**YOUR GOAL:** Repeat the entries shown below with every word and mark intact.

(SOURCE DATA begins)

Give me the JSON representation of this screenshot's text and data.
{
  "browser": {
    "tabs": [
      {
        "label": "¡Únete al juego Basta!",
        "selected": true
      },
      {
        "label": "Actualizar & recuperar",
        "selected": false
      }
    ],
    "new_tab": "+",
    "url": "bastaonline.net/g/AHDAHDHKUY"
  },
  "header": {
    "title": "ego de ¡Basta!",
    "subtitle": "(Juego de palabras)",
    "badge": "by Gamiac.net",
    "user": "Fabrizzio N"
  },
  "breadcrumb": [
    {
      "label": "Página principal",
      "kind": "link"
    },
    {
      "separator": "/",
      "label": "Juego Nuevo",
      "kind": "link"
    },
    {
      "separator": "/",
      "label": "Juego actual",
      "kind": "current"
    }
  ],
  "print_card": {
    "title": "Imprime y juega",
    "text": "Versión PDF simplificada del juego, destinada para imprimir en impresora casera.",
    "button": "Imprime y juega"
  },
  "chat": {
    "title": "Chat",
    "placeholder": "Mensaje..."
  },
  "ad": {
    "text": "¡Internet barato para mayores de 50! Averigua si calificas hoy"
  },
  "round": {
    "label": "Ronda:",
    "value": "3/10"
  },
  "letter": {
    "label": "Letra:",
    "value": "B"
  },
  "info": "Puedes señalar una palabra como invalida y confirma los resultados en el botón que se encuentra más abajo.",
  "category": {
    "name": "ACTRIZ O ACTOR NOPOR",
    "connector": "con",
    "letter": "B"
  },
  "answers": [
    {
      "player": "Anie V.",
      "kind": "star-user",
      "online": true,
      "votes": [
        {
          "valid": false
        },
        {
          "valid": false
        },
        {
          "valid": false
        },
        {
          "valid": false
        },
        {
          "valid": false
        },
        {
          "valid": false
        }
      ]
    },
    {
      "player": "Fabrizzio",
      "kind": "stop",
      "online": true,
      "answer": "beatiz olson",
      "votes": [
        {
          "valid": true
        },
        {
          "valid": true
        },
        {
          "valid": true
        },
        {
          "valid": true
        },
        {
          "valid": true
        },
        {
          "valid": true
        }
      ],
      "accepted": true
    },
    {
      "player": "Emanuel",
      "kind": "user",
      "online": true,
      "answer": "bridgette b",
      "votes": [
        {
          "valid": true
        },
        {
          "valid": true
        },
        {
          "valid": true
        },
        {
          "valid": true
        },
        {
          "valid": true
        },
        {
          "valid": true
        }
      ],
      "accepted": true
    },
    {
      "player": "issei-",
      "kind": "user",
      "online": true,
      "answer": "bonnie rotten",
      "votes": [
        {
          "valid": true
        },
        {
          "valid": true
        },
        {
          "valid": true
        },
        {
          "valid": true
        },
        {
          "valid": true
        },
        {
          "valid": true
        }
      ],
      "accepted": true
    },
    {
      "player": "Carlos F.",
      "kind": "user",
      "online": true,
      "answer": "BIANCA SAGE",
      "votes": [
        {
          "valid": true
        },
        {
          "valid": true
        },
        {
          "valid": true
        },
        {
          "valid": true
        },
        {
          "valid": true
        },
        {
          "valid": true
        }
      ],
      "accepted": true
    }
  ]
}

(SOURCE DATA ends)

**WRITTEN ANSWER:**
Give me the JSON representation of this screenshot's text and data.
{
  "browser": {
    "tabs": [
      {
        "label": "¡Únete al juego Basta!",
        "selected": true
      },
      {
        "label": "Actualizar & recuperar",
        "selected": false
      }
    ],
    "new_tab": "+",
    "url": "bastaonline.net/g/AHDAHDHKUY"
  },
  "header": {
    "title": "ego de ¡Basta!",
    "subtitle": "(Juego de palabras)",
    "badge": "by Gamiac.net",
    "user": "Fabrizzio N"
  },
  "breadcrumb": [
    {
      "label": "Página principal",
      "kind": "link"
    },
    {
      "separator": "/",
      "label": "Juego Nuevo",
      "kind": "link"
    },
    {
      "separator": "/",
      "label": "Juego actual",
      "kind": "current"
    }
  ],
  "print_card": {
    "title": "Imprime y juega",
    "text": "Versión PDF simplificada del juego, destinada para imprimir en impresora casera.",
    "button": "Imprime y juega"
  },
  "chat": {
    "title": "Chat",
    "placeholder": "Mensaje..."
  },
  "ad": {
    "text": "¡Internet barato para mayores de 50! Averigua si calificas hoy"
  },
  "round": {
    "label": "Ronda:",
    "value": "3/10"
  },
  "letter": {
    "label": "Letra:",
    "value": "B"
  },
  "info": "Puedes señalar una palabra como invalida y confirma los resultados en el botón que se encuentra más abajo.",
  "category": {
    "name": "ACTRIZ O ACTOR NOPOR",
    "connector": "con",
    "letter": "B"
  },
  "answers": [
    {
      "player": "Anie V.",
      "kind": "star-user",
      "online": true,
      "votes": [
        {
          "valid": false
        },
        {
          "valid": false
        },
        {
          "valid": false
        },
        {
          "valid": false
        },
        {
          "valid": false
        },
        {
          "valid": false
        }
      ]
    },
    {
      "player": "Fabrizzio",
      "kind": "stop",
      "online": true,
      "answer": "beatiz olson",
      "votes": [
        {
          "valid": true
        },
        {
          "valid": true
        },
        {
          "valid": true
        },
        {
          "valid": true
        },
        {
          "valid": true
        },
        {
          "valid": true
        }
      ],
      "accepted": true
    },
    {
      "player": "Emanuel",
      "kind": "user",
      "online": true,
      "answer": "bridgette b",
      "votes": [
        {
          "valid": true
        },
        {
          "valid": true
        },
        {
          "valid": true
        },
        {
          "valid": true
        },
        {
          "valid": true
        },
        {
          "valid": true
        }
      ],
      "accepted": true
    },
    {
      "player": "issei-",
      "kind": "user",
      "online": true,
      "answer": "bonnie rotten",
      "votes": [
        {
          "valid": true
        },
        {
          "valid": true
        },
        {
          "valid": true
        },
        {
          "valid": true
        },
        {
          "valid": true
        },
        {
          "valid": true
        }
      ],
      "accepted": true
    },
    {
      "player": "Carlos F.",
      "kind": "user",
      "online": true,
      "answer": "BIANCA SAGE",
      "votes": [
        {
          "valid": true
        },
        {
          "valid": true
        },
        {
          "valid": true
        },
        {
          "valid": true
        },
        {
          "valid": true
        },
        {
          "valid": true
        }
      ],
      "accepted": true
    }
  ]
}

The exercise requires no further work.